Starting a Piece: Listening and Analysis (Fur Elise)

Look over the new piece and start sight-reading with it, so that you become familiar with how it sounds. The best way to become familiar with a new piece is to listen to a performance (recording). The criticism that listening first is some sort of "cheating" has no defensible basis. The purported disadvantage is that students might end up imitating instead of using their creativity. It is impossible to imitate someone else's playing because playing styles are so individualistic. A mathematical "proof" of this impossibility is presented in section IV.3. This fact can be reassuring and relieves some students from blaming themselves for the inability to imitate some famous pianist. If possible, listen to several different recordings. They can open up all sorts of new vistas and possibilities. Not listening is like saying that you shouldn't go to school because that will destroy your creativity. Some students think that listening is a waste of time because they will never play that well. In that case, think again. If the methods described here will not make people play "that well", I wouldn't be writing this book! What happens most frequently when students listen to many recordings is that they discover that the performances are not uniformly good; that they actually prefer their own playing to some of those in the recordings.

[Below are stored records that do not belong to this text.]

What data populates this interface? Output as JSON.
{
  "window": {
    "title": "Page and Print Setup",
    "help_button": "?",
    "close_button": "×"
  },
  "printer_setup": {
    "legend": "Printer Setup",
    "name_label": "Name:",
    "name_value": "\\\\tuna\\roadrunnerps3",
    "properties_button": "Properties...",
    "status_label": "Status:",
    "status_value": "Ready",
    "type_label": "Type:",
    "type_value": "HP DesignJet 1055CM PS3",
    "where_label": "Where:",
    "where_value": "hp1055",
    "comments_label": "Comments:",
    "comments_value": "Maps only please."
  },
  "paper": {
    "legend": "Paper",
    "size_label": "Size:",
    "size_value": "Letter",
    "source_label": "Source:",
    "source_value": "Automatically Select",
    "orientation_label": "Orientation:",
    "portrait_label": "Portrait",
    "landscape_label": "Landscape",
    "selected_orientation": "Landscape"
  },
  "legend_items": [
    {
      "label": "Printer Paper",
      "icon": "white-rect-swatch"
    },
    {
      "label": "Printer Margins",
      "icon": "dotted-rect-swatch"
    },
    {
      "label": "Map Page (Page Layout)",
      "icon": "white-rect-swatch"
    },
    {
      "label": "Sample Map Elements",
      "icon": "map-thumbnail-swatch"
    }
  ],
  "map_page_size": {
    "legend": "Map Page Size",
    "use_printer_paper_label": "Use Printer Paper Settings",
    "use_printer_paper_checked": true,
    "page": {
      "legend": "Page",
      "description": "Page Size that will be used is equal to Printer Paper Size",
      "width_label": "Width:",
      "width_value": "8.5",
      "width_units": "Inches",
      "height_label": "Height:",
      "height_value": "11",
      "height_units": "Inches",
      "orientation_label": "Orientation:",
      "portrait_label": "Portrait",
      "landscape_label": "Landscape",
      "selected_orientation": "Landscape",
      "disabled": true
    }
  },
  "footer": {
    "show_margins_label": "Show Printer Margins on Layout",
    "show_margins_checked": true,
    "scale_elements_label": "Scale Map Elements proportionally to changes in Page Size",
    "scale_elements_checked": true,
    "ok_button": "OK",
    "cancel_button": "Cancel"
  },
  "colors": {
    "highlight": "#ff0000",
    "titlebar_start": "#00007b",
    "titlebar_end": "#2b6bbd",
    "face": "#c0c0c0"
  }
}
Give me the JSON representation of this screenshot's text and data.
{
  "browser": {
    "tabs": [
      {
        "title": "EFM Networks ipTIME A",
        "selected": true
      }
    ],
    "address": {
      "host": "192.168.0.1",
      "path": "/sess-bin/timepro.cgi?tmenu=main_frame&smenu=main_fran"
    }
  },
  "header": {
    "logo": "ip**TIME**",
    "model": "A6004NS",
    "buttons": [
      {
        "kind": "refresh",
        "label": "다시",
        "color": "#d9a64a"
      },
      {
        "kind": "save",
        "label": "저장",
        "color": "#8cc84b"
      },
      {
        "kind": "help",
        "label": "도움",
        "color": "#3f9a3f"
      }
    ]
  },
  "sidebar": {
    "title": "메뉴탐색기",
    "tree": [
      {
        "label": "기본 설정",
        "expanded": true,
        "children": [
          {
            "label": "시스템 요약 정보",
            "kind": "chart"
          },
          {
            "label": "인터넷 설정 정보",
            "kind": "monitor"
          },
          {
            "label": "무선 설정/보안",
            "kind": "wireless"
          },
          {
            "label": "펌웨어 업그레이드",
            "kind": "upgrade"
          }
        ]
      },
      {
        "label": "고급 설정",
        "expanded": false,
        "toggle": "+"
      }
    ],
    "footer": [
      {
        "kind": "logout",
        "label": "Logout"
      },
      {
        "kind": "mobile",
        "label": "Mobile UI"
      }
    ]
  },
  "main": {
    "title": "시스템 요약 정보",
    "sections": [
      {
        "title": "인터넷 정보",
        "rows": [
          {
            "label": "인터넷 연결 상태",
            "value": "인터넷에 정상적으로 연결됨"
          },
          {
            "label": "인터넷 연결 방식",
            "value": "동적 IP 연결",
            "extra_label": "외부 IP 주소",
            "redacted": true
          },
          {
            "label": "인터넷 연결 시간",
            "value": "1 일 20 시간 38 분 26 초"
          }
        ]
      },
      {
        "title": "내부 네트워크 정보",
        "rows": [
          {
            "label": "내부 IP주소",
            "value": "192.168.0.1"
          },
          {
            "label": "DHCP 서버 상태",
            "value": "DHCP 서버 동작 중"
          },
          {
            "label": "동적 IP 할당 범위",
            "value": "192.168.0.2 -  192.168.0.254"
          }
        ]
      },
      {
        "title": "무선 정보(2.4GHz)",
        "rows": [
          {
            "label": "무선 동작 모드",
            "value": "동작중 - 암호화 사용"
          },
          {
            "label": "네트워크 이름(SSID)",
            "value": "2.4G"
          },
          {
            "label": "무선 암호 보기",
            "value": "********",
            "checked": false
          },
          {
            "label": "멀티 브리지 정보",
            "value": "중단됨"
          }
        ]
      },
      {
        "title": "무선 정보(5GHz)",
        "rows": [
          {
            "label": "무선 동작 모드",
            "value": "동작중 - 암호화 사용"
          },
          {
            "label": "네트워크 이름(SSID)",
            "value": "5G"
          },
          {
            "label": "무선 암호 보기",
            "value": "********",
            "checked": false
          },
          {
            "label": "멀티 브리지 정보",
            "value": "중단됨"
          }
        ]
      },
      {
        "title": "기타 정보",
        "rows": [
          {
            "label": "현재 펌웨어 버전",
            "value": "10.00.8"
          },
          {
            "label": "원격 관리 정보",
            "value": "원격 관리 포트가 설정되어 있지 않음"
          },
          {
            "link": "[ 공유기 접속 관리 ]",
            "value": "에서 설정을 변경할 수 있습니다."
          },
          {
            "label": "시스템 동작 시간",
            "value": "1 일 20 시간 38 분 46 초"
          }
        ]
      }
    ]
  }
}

The next step is to analyze the structure of the composition. This structure will be used to determine the practice program. Let's use Beethoven's Fur Elise as an example. The first 4 bars are repeated 15 times, so by just learning 4 bars you can play 50% of the piece (it has 125 bars). Another 6 bars are repeated 4 times, so learning only 10 bars enables you to play 70% of it. Using the methods of this book, therefore, 70% of this piece can be memorized in less than 30 minutes, because these bars are quite easy. Application of this method automatically commits those sections you practice to memory. Among these repeated bars, there are two interruptions that are not easy. When you can play these interruptions satisfactorily, using the methods described below, join them with the repetitions, and Voila! -- you can play, and have memorized, the whole piece. Of course, mastering the two difficult interruptions is the key to learning this piece, and we shall address that issue in the following sections. A student with 2 years of lessons should be able to learn the required 50 different bars of this piece in 2 to 5 days and be able to play the whole piece at speed and from memory. At this point, the teacher is ready to work with the student on the musical content of the composition; how long that will take depends on the musical level of the student. Musically speaking, you never really finish any piece.

This is the end of the preliminaries. We are ready to begin the real exciting lessons. The secret for acquiring technique quickly lies in knowing certain tricks for reducing impossibly difficult passages to not only playable but also to trivially simple ones. We shall now embark upon that magical journey into the brains of geniuses who figured out incredibly efficient ways to practice the piano!